With the campus closed and in-person classes suspended for the remainder of the semester, Hillsdale College officials are working on plans for commencement and when students may return to gather their things.
Due to the ongoing threat of the COVID-19 pandemic, as well as state-specific travel restrictions, the college decided to continue online-only instruction, Hillsdale College President Larry Arnn announced in an email on April 7. Classes were previously set to resume on April 20. In addition to current courses, Arnn also said summer sessions will not be held on campus. The Student Affairs Office will be contacting students about how to handle belongings left behind on campus and other details. Commencement is still scheduled for May 9, but may be pushed to August if necessary.
Arnn cited the ongoing stay-at-home orders in Michigan and other states as part of the reason for his decision. He also said the college will not have “the knowledge and the tools” for dealing with the virus “for some weeks.”

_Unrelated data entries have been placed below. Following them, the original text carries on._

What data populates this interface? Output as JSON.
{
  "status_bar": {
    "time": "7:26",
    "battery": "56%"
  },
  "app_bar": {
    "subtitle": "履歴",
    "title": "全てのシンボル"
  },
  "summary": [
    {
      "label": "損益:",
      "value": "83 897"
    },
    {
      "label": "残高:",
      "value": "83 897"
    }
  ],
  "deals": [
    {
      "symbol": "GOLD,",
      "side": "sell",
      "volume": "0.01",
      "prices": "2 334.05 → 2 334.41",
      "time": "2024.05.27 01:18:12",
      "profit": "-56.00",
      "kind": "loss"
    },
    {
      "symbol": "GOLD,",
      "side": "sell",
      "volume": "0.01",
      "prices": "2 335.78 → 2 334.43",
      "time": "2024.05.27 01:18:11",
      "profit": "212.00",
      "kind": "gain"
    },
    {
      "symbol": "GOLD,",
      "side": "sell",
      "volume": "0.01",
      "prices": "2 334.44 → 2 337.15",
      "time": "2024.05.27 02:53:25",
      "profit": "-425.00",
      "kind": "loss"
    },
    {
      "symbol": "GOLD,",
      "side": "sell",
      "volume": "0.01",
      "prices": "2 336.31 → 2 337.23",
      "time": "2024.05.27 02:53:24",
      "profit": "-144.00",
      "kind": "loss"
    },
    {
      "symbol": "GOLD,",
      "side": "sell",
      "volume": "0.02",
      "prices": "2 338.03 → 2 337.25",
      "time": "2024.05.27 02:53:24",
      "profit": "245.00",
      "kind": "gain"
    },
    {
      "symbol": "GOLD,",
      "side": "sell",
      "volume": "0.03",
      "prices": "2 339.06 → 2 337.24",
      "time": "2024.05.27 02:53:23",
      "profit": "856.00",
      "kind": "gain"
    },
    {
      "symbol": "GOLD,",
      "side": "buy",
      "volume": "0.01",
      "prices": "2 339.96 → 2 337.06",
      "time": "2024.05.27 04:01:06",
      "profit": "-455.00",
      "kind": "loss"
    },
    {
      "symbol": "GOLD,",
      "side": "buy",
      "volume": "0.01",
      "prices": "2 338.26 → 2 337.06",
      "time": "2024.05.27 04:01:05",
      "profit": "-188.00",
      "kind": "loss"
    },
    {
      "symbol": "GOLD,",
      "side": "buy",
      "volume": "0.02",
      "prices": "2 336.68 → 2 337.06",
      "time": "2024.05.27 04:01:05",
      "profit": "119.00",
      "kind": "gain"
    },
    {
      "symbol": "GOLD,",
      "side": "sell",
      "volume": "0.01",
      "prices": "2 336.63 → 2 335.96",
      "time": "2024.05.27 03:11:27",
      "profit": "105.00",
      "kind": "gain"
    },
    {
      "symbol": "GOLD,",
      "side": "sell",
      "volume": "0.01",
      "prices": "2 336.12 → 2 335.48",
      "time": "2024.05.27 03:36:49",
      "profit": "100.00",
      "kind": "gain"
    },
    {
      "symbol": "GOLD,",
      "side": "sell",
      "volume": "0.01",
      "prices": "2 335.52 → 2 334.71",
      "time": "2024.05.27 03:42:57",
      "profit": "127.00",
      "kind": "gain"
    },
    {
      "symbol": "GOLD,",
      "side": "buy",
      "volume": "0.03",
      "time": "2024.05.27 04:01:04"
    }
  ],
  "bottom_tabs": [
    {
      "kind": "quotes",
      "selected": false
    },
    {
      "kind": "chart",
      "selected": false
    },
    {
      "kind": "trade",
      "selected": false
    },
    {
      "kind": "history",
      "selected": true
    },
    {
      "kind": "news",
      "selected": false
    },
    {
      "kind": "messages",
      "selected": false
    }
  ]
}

The Michigan legislature voted on April 7 to expand Gov. Gretchen Whitmer’s state of emergency through April 30. Arnn noted in his email that April 30 is also the first day of final exams.
“You do not want to be traveling, if you can travel, on the eve of those exams,” he said. “Moreover, many states have already extended their lockdowns beyond April 30, which means that many students would not be able to come.”
Arnn said the plan to hold commencement on May 9 depends on what happens with the pandemic. The school has reserved Aug. 15 as a possible backup date for the ceremony. In that case, returning seniors will be provided with space in the residence halls, as well as food service.
“We intend to have four days to celebrate our common achievement and to do all the normal rituals plus some others,” he said.
Philipp said in an email that 10 students remain on campus.
“These 10 have been on campus since spring break and are likely to remain for the duration of the term,” she said.
Philipp added that Bon Appetit has continued to feed these students, as well as “a few who come from off campus.”
Regarding when students can return to retrieve their belongings, Philipp said the college is waiting for updates to Whitmer’s orders that would allow the school “to welcome students back and to effectively manage their return.” She said plans for graduation also depend on the state orders and any updates that come in over the next few days.
Carolyn Milligan, executive secretary to the dean of women, emailed on behalf of Health Services to say that the college’s Health Center would remain open to faculty, staff, and students, including those still in Hillsdale.
Doctors are available for two hours every day: Monday, Tuesday, and Friday from 8 – 10 a.m. and Wednesday and Thursday from 1 – 3 p.m. These doctors are also on call at Hillsdale Hospital, Milligan said, and may not always be available during these hours.
Milligan also noted that Michigan now allows “a broader scope of COVID-19 testing.”
“Patients who are in need of testing will now be able to have their doctors order testing,” she said.
When deliberating about bringing students back, Arnn said one concern is that there are likely cases of COVID-19 among staff and their families. Those exhibiting mild symptoms, he said, haven’t been able to be tested.
In regards to student safety, Arnn said no one yet knows why the disease is deadly to some young people.
“It is known that the virus attacks the lungs in some cases with particular intensity, and those who have problems with their respiratory systems are vulnerable,” he said. “Maybe that explains why some young people get into the peril of their lives. That is only maybe. If we knew, we could isolate people with those problems.”
Arnn pointed out that countries like South Korea and Taiwan were prepared for the pandemic, but the U.S. was not. This is why things in the nation have to stop, he said.
“We have been resisting this disruption with all our might, and we will continue to do so. We cannot make our resistance successful in time to resume classes this term,” he said.
The college, he said, has faced many crises in its 175-year history, including wars, pandemics, and financial troubles.
“As the college rose from those worse crises, so it will rise and promptly recover from this one,” he said.
Arnn said members of the campus community should focus on the friendships built in the work that goes on at Hillsdale. He encouraged students to make the most of online coursework and to keep up communication.